• **Exercise instructions**:
The reply should contain all the data below, repeated exactly, and none of the images.
*** Material shown ***
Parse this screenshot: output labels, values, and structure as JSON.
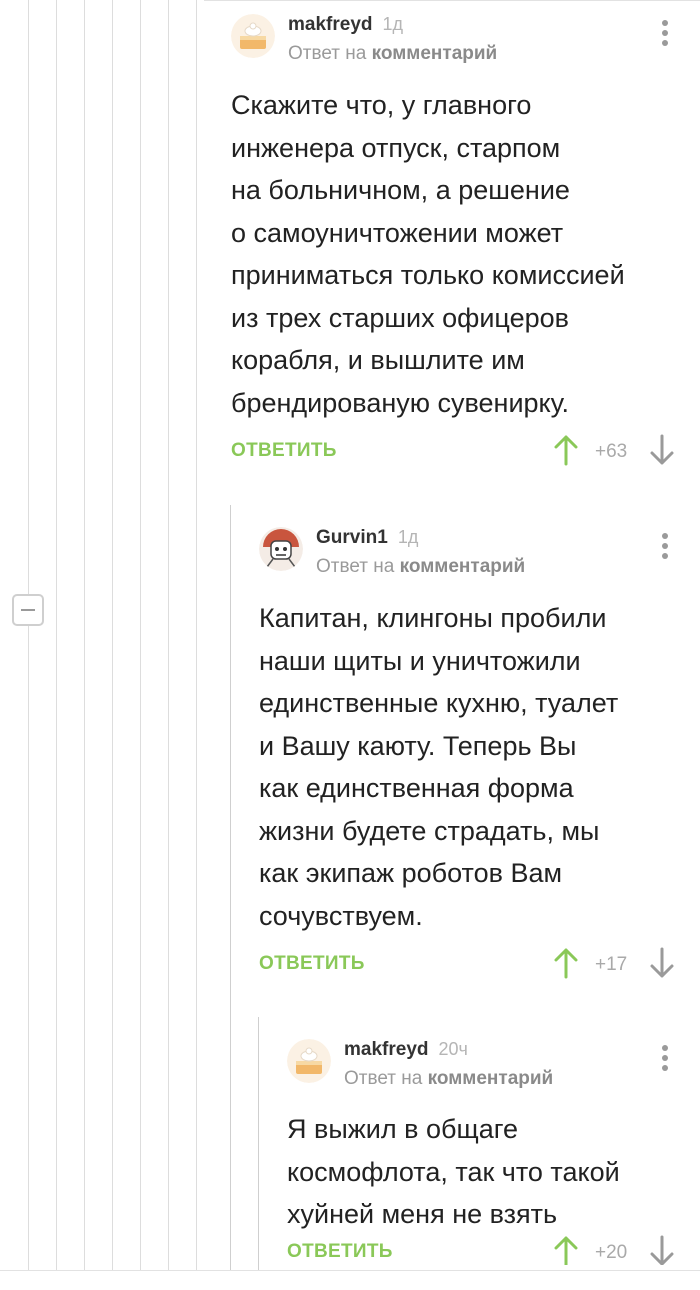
{
  "common": {
    "reply_to_prefix": "Ответ на",
    "reply_to_link": "комментарий",
    "reply_label": "ОТВЕТИТЬ"
  },
  "colors": {
    "accent_green": "#8ac858",
    "thread_line": "#dddddd",
    "muted_text": "#9a9a9a"
  },
  "comments": [
    {
      "username": "makfreyd",
      "time": "1д",
      "avatar": "cake-avatar",
      "body_lines": [
        "Скажите что, у главного",
        "инженера отпуск, старпом",
        "на больничном, а решение",
        "о самоуничтожении может",
        "приниматься только комиссией",
        "из трех старших офицеров",
        "корабля, и вышлите им",
        "брендированую сувенирку."
      ],
      "rating": "+63"
    },
    {
      "username": "Gurvin1",
      "time": "1д",
      "avatar": "robot-avatar",
      "body_lines": [
        "Капитан, клингоны пробили",
        "наши щиты и уничтожили",
        "единственные кухню, туалет",
        "и Вашу каюту. Теперь Вы",
        "как единственная форма",
        "жизни будете страдать, мы",
        "как экипаж роботов Вам",
        "сочувствуем."
      ],
      "rating": "+17"
    },
    {
      "username": "makfreyd",
      "time": "20ч",
      "avatar": "cake-avatar",
      "body_lines": [
        "Я выжил в общаге",
        "космофлота, так что такой",
        "хуйней меня не взять"
      ],
      "rating": "+20"
    }
  ]
}
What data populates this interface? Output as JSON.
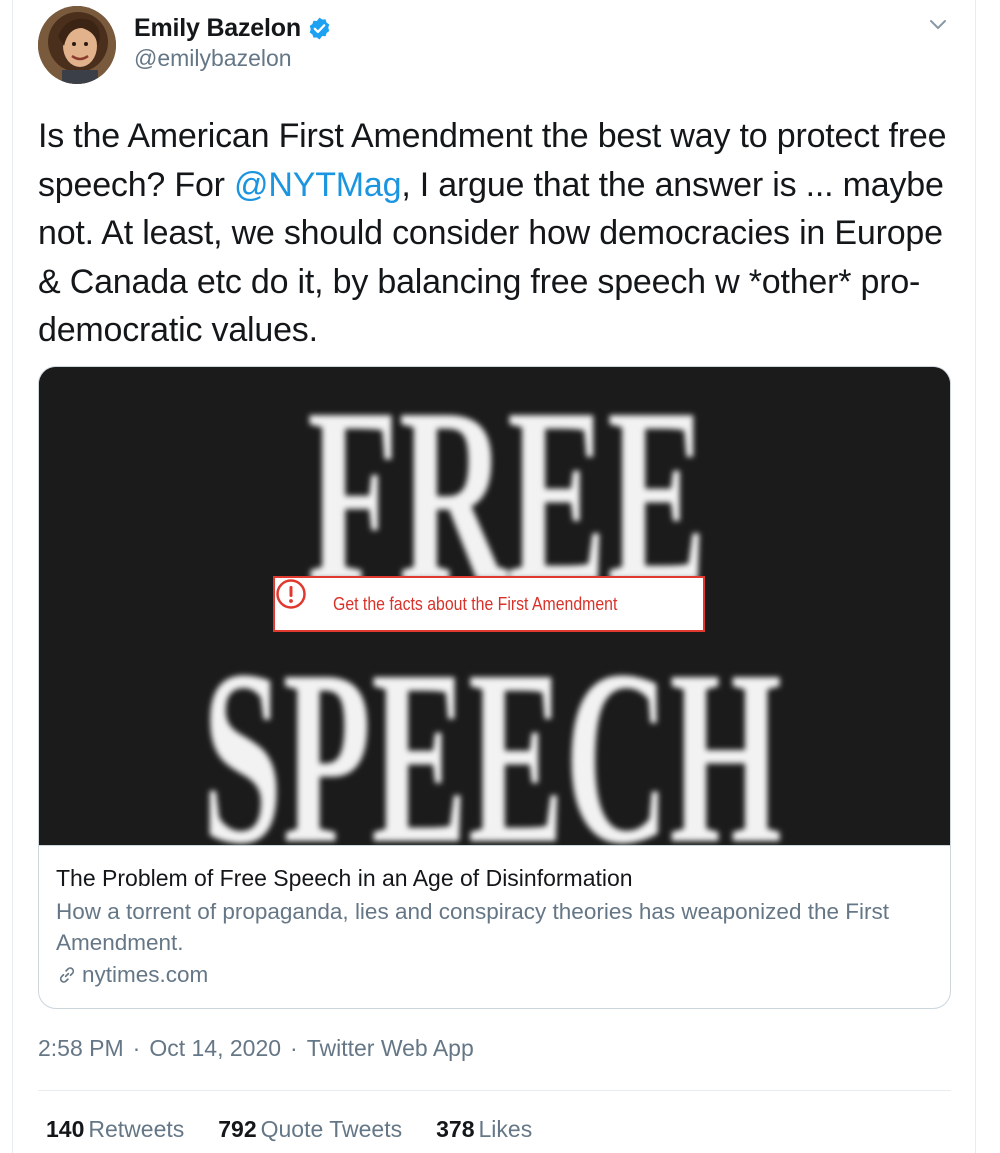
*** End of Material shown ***
• **Finished exercise**:
Parse this screenshot: output labels, values, and structure as JSON.
{
  "common": {
    "reply_to_prefix": "Ответ на",
    "reply_to_link": "комментарий",
    "reply_label": "ОТВЕТИТЬ"
  },
  "colors": {
    "accent_green": "#8ac858",
    "thread_line": "#dddddd",
    "muted_text": "#9a9a9a"
  },
  "comments": [
    {
      "username": "makfreyd",
      "time": "1д",
      "avatar": "cake-avatar",
      "body_lines": [
        "Скажите что, у главного",
        "инженера отпуск, старпом",
        "на больничном, а решение",
        "о самоуничтожении может",
        "приниматься только комиссией",
        "из трех старших офицеров",
        "корабля, и вышлите им",
        "брендированую сувенирку."
      ],
      "rating": "+63"
    },
    {
      "username": "Gurvin1",
      "time": "1д",
      "avatar": "robot-avatar",
      "body_lines": [
        "Капитан, клингоны пробили",
        "наши щиты и уничтожили",
        "единственные кухню, туалет",
        "и Вашу каюту. Теперь Вы",
        "как единственная форма",
        "жизни будете страдать, мы",
        "как экипаж роботов Вам",
        "сочувствуем."
      ],
      "rating": "+17"
    },
    {
      "username": "makfreyd",
      "time": "20ч",
      "avatar": "cake-avatar",
      "body_lines": [
        "Я выжил в общаге",
        "космофлота, так что такой",
        "хуйней меня не взять"
      ],
      "rating": "+20"
    }
  ]
}
What data populates this interface? Output as JSON.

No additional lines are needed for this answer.